After the establishment of Israel, members of the “Beta Israel” community in Ethiopia expected to fulfil their dream of reaching Jerusalem and to immigrate to the new state, like other communities in the Diaspora. But in the first decades of Israel’s existence, there was almost no immigration from Ethiopia. Many treated them with indifference or suspicion, and the issue of their Jewish identity formed a major obstacle to positive action on the part of the state.
In this publication, the ISA presents the struggle for the immigration of Ethiopian Jews since 1948 – the processes that led to the recognition of the Jews’ right to immigrate according to the Law of Return, the early stages of emigration by individuals and then hundreds of Jews from Ethiopia, the secret IDF operations from Sudan in the early 1980s, and especially the steps that led to the first major airlift, “Operation Moses”, which took place over six weeks (November 1984-January 1985). In this operation, over 6,000 Jews left the refugee camps in Sudan, with the assistance of the American government. It was halted by the Sudanese government before the mission was complete, following leaks that provoked a stormy public reaction. Almost three months later, the Americans carried out another operation, thus ending for the time being the mass immigration of Ethiopian Jews.
The selection of documents published here, many of them declassified for the first time, include government meetings, meetings of the Committee of Ministers for Security, discussions of the Knesset’s Aliyah and Absorption Committee, discussions of the Forum for the Rescue of Ethiopian Jews, reports from the head of the Mossad – the Institute for Intelligence and Special Operations to the Prime Minister and correspondence from the Ministry of Foreign Affairs and other government ministries that were involved in setting policy, organizing immigration and planning and carrying out “Operation Moses”. We found very few documents in the files from the summer of 1984, the critical period before the operation. We have filled in the gaps from other sources, including research and testimonies and an interview with the Military Secretary to the Prime Minister at the time, Brigadier General Azriel Nevo.
In recent years, the dramatic story of the aliyah activists from Ethiopia, the arduous journey to Sudan and the activity of the Mossad to rescue the Jews from the refugee camps is gradually becoming known to the public and an integral part of the story of Israel.
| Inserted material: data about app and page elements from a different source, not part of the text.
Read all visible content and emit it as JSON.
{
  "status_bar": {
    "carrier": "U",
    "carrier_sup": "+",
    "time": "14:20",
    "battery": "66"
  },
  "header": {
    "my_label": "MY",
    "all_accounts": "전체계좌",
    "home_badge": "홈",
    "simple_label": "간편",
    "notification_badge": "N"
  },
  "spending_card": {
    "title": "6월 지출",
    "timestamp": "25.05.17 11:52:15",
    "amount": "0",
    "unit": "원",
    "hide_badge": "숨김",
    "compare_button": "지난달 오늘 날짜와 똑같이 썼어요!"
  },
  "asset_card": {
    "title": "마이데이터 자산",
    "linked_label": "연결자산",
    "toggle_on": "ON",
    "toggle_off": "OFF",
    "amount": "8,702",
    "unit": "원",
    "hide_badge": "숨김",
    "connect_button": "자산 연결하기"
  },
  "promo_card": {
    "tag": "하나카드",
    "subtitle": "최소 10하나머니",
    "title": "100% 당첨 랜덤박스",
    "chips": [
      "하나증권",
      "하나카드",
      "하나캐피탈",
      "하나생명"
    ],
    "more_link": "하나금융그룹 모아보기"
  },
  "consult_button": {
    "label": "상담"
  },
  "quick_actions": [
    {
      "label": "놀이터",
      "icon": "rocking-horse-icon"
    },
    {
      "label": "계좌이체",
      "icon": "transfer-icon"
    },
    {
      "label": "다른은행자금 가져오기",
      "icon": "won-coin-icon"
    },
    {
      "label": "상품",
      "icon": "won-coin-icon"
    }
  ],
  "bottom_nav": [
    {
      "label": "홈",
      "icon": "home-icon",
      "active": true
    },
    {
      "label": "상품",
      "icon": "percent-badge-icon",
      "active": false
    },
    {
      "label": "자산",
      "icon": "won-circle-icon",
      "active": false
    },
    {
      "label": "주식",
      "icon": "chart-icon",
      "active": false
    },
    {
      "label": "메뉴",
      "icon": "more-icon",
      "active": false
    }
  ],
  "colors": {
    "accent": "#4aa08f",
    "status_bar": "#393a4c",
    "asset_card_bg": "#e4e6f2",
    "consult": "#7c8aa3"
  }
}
The publication of the State Archives refers to these issues, but its uniqueness lies in the insight it provides into the decision-making process at the highest levels of government, the considerations that guided them, the obstacles in the way and the degree of commitment of four prime ministers – Yitzhak Rabin, Menachem Begin, Yitzhak Shamir and Shimon Peres – in office during the period after 1973, who shaped policy on immigration.
The publication also shows the part played by the immigrant organizations from Ethiopia, whose members were anxious for the fate of their relatives and sought to act on their behalf before it was too late, the activities of bodies such as the Public Council for the Jews of Ethiopia headed by Minister Mordechai Ben-Forat, and the role of the Mossad and of the Jewish Agency who were tasked with the implementation of the plan. The documents kept in their archives will add to the picture and enrich it. Important material is also found in the files of the Ministry of Foreign Affairs, even though it was not a party to the secrets of operational affairs. The Ministry had to deal with the actions of another partner in the struggle, set up by American Jews – the American Association for Ethiopian Jewry – AAEJ, which to this day sees itself as the body that managed to convince the state to accept responsibility for bringing the entire “Beta Israel” community to Israel and to influence the US Administration. Despite criticism from Jewish circles in the Diaspora and in Israel, the operation to bring the Jews of Ethiopia to Israel was characterized by close cooperation with world Jewry. US Jewry financed a significant part of the operation and assisted in the effort to mobilize Congress and the Administration to action. Their efforts are expressed in the documents in the files.
Archival material by its nature reflects the reality within which it was created and the terminology used by the creators. For this reason, many of the files that we used refer to the Ethiopian Jews as “Falashas”, a name that the members of the community viewed as a derogatory one, which is not used today.
The documents are accompanied by historical introductions and a detailed list of the files in which they were found, allowing a broader documentation review on this subject. Some of the documents in the publication were taken from files that could not be declassified. In these cases, the original file number was not specified.
The English version consists of a list of documents and summaries of their contents and links to 8 documents in English. Chapters 2-5 and the Hebrew documents can be seen on our website in Hebrew. The first chapter of the publication, which was issued in 2020, is also available in English. We hope that more will follow.
Our thanks go to the staff of the Declassification Department of the Israel State Archives and the staff of the Military Censorship who helped us with dedication to reveal the necessary material, and to the Mossad, which approved the presentation of documents that expand the picture and provide us with a view of an operation that, even for Mossad personnel, was unusual in its goals and method of operation. Thanks are due also to the “Anu” museum, the Tel Aviv University library, the AAEJ Archive Online and Mr. Shmuel Yilma from the Yerusalem Forum for the use of the photographs from the booklet on Ferede Yazezew Aklum, “The Power of One”.
The publication’s time frame ends in 1985. We hope that in the future we will include material on later immigration, especially “Operation Shlomo” which took place in 1991, and on the process of absorption of the community in Israel and the challenges involved.
This publication adds to a series of others on the Jews of Ethiopia: a special publication (also in English) on the witness testimonies filled out by immigrants in the second decade of the 21st century, as part of the commemoration project for the Ethiopian Jews who met their death on the way to Israel and a publication on the Navon Committee for Examining the issue of the blood donations by the Ethiopian Jews. With the help of Minister of Absorption Pnina Tamano-Shata and the Ministry of Absorption, we were also able to declassify recent files from the ministry.See more